Activity:
Copy every line from the records below that holds the word "hand".

Supplied records:
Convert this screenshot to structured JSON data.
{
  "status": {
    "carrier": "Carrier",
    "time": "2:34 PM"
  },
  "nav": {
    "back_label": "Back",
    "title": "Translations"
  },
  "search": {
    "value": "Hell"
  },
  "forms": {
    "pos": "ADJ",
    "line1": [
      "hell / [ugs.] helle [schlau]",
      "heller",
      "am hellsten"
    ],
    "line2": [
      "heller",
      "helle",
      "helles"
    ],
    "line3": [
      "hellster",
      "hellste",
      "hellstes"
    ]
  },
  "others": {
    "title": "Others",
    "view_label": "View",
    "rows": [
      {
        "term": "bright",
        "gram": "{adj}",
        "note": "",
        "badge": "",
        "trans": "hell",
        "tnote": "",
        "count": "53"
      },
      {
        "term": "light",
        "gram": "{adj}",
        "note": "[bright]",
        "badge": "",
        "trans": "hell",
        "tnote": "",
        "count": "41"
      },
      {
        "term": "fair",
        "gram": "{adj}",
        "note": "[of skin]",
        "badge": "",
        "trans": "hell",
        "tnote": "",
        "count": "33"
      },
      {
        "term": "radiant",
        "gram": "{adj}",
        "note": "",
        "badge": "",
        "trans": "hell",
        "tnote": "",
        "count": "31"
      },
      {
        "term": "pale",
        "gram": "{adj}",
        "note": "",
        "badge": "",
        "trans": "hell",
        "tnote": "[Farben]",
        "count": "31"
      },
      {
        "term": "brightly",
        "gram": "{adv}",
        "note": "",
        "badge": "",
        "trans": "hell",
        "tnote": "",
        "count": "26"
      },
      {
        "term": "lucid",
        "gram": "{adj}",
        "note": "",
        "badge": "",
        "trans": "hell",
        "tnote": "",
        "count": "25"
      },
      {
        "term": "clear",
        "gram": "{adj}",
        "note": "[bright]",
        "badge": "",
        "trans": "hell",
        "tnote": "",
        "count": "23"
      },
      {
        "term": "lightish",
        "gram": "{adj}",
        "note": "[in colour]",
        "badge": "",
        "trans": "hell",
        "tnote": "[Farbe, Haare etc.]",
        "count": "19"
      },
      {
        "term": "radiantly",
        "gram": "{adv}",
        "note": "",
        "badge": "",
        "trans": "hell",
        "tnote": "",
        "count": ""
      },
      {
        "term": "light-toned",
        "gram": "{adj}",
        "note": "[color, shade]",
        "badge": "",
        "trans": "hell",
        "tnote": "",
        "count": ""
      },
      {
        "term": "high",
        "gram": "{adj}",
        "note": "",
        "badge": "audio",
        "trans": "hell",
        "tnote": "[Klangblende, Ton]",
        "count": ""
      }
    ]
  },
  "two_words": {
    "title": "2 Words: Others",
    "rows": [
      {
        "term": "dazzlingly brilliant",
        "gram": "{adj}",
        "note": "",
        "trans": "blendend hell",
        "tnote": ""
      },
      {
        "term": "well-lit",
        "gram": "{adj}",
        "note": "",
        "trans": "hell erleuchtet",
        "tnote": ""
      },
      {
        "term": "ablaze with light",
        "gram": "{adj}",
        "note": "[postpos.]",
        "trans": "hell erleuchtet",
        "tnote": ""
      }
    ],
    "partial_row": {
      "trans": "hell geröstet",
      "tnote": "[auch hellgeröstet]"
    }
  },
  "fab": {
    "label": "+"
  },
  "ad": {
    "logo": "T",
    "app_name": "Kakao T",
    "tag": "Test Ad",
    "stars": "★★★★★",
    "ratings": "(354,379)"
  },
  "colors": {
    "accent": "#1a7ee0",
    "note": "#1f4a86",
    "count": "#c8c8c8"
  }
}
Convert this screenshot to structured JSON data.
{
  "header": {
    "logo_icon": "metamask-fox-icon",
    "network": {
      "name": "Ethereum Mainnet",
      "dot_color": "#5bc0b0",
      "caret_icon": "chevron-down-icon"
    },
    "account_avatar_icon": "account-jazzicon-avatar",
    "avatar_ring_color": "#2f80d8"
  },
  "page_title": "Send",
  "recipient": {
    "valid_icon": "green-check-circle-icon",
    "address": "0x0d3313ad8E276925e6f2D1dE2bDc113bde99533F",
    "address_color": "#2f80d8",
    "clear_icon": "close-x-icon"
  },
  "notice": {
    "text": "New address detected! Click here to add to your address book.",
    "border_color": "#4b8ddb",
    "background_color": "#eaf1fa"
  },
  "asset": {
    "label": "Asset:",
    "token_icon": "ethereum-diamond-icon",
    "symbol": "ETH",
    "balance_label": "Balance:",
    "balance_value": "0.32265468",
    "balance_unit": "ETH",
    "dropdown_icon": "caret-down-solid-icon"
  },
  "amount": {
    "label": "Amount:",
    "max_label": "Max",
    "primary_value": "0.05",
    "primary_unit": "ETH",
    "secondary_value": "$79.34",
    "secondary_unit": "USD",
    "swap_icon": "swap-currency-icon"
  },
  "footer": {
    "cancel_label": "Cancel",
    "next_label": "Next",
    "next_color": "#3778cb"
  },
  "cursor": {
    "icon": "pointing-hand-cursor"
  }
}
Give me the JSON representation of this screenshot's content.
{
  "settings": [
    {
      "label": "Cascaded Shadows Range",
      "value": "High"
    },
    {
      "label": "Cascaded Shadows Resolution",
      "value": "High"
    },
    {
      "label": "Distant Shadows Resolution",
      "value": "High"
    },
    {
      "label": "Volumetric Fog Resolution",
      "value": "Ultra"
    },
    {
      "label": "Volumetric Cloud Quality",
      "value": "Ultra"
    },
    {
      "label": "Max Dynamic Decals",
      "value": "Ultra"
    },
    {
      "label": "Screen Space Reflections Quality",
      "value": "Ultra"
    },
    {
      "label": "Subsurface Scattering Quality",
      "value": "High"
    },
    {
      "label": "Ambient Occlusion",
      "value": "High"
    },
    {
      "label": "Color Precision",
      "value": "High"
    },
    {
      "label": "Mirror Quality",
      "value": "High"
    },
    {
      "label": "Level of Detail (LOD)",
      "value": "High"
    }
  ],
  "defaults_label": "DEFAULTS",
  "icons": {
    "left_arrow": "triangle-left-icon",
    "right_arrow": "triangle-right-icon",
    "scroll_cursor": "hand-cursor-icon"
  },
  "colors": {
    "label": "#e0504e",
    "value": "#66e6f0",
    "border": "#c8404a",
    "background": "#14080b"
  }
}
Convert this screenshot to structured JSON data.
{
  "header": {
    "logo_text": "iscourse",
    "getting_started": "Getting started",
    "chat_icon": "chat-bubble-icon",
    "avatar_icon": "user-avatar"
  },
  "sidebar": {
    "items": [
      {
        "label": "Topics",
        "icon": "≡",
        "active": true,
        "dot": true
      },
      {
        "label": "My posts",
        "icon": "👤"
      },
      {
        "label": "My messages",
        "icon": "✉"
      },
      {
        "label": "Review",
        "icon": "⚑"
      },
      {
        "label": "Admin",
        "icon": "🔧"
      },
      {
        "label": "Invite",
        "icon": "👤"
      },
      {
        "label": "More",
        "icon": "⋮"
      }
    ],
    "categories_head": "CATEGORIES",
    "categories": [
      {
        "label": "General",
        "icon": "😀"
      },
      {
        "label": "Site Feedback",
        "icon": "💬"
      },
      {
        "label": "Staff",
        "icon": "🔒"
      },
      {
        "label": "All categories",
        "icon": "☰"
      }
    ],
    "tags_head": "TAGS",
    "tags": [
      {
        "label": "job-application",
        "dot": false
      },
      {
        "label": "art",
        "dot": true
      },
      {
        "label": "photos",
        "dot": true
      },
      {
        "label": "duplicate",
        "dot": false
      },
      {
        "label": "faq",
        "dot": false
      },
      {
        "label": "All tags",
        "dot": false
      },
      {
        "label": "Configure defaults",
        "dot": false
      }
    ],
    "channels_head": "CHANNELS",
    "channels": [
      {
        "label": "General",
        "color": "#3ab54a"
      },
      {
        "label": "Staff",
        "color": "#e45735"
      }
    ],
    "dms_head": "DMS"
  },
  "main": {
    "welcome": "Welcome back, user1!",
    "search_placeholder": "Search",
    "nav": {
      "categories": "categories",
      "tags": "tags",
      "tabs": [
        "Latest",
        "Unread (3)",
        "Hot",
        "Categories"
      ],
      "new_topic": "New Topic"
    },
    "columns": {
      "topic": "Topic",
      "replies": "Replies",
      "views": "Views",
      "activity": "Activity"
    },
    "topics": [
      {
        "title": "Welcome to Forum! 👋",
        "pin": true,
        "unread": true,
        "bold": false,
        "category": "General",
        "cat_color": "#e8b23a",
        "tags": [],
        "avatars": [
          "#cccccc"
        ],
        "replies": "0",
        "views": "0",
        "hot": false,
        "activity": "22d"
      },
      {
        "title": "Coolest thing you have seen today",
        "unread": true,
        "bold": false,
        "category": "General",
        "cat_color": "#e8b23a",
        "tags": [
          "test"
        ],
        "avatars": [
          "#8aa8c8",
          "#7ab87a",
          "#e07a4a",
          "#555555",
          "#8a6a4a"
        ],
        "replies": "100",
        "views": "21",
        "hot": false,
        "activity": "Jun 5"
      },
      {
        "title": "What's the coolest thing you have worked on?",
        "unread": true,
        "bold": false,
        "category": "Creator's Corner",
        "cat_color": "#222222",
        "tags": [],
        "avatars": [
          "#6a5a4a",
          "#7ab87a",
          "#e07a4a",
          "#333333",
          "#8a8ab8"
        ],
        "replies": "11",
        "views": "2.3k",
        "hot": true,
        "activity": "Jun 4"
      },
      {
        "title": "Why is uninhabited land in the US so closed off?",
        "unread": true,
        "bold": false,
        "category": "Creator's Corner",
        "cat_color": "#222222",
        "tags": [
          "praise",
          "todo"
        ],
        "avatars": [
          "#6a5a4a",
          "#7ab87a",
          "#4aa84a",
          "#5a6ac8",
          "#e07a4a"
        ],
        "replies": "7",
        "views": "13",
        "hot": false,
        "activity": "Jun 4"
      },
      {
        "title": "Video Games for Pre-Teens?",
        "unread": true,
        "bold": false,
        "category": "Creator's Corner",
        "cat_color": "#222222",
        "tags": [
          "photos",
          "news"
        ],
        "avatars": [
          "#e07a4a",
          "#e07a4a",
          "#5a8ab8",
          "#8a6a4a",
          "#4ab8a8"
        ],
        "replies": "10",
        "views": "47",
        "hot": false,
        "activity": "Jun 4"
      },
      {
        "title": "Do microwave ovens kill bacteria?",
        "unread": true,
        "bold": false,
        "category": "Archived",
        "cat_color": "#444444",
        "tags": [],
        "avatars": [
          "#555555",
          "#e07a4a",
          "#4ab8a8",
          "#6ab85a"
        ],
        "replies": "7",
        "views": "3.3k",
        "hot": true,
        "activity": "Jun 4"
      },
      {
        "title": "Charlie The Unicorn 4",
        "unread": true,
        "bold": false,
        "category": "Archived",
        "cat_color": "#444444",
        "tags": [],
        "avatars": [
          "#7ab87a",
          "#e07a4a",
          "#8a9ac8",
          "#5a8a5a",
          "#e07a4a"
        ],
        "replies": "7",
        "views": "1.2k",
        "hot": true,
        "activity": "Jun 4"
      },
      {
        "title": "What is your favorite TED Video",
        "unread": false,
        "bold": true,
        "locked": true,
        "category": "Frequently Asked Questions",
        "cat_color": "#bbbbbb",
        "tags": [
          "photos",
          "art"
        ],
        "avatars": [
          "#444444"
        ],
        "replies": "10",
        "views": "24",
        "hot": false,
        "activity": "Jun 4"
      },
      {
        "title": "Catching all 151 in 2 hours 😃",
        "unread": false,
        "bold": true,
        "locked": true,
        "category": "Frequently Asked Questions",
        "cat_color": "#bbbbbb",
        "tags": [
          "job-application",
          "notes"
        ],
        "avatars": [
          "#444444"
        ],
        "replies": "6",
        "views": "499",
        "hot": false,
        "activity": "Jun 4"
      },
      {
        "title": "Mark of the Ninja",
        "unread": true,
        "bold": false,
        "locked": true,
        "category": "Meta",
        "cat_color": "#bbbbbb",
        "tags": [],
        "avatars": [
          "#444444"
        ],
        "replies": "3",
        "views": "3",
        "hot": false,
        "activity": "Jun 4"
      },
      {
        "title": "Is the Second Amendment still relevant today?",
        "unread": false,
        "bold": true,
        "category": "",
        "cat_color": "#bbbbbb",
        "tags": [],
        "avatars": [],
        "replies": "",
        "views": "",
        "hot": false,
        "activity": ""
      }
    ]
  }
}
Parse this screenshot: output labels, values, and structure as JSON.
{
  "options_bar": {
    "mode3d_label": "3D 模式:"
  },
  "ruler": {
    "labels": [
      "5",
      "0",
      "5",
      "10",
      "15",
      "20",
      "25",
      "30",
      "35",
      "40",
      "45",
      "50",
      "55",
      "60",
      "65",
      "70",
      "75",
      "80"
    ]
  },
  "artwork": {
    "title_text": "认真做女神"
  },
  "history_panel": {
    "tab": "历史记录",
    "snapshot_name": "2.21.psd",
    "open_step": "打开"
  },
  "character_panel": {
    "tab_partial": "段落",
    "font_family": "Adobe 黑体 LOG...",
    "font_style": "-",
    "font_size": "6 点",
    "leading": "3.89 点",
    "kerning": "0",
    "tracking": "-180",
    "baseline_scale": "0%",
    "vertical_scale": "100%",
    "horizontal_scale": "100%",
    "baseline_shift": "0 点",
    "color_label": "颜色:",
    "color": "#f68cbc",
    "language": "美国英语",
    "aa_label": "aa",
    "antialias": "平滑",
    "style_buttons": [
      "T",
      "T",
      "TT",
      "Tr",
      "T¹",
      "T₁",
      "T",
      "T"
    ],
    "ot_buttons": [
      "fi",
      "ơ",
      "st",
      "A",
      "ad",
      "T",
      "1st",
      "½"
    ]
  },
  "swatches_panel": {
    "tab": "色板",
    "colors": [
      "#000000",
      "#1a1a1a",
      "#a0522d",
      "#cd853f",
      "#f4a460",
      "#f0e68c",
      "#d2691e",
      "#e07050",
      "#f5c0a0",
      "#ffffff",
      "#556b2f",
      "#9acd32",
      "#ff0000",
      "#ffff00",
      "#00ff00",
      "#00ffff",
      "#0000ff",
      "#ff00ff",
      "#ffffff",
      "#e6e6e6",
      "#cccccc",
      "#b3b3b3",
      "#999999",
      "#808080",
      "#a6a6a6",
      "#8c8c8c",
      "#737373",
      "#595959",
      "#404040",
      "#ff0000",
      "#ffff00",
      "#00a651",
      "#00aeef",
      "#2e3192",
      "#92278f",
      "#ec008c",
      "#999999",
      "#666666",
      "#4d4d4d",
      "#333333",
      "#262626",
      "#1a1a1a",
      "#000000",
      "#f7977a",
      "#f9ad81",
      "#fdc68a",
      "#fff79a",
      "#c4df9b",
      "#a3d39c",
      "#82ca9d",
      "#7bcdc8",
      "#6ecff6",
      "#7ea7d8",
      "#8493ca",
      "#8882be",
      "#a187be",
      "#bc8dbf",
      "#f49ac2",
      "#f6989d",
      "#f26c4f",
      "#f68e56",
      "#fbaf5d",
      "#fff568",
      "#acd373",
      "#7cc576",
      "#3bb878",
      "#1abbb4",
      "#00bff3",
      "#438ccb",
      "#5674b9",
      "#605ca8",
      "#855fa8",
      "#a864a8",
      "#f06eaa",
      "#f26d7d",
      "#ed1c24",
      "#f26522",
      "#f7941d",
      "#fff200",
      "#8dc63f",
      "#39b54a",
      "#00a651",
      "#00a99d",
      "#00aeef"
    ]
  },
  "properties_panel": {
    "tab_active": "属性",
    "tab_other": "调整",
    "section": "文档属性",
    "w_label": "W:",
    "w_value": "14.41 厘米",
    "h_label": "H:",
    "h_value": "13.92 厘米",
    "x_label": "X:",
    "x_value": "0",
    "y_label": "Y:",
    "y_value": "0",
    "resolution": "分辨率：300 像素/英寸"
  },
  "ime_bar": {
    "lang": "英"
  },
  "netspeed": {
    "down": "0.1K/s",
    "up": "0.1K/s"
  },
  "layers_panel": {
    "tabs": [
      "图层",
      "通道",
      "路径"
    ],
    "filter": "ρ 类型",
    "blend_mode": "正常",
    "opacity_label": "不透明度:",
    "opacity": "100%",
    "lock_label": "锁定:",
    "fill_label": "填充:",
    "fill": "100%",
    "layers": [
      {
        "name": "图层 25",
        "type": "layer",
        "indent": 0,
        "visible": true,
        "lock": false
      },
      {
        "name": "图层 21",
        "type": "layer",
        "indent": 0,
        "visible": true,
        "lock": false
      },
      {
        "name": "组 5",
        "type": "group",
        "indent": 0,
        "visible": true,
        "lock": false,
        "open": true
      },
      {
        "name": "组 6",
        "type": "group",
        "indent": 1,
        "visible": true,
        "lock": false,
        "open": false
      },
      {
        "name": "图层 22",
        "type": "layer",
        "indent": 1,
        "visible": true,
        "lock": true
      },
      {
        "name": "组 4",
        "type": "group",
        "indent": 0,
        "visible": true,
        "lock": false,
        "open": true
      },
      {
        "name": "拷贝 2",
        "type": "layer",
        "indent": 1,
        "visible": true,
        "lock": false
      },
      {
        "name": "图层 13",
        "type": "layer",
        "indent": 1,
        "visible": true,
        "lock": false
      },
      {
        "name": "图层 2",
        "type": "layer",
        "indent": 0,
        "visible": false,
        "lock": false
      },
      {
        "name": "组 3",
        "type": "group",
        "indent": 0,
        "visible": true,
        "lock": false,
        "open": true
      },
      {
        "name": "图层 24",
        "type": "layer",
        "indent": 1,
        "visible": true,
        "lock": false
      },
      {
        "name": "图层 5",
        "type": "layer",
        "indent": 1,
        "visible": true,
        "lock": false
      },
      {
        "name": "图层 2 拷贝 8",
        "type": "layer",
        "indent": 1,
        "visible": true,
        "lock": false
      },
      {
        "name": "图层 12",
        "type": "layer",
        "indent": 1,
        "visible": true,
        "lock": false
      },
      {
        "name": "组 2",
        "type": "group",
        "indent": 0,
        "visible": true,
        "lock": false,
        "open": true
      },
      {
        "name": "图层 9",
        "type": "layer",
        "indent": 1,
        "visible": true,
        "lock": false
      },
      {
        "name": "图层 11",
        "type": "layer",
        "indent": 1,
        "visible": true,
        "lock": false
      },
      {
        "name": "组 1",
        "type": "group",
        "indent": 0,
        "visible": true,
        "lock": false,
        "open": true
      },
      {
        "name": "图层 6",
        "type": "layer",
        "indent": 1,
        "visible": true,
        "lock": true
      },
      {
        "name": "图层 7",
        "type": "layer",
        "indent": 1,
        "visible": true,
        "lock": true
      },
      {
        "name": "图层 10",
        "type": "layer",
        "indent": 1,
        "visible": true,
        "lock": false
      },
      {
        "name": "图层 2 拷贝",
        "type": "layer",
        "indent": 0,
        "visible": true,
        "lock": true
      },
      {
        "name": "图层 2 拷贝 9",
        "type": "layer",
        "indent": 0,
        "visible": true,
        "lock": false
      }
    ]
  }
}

Solution for this exercise:
    "icon": "pointing-hand-cursor"
    "scroll_cursor": "hand-cursor-icon"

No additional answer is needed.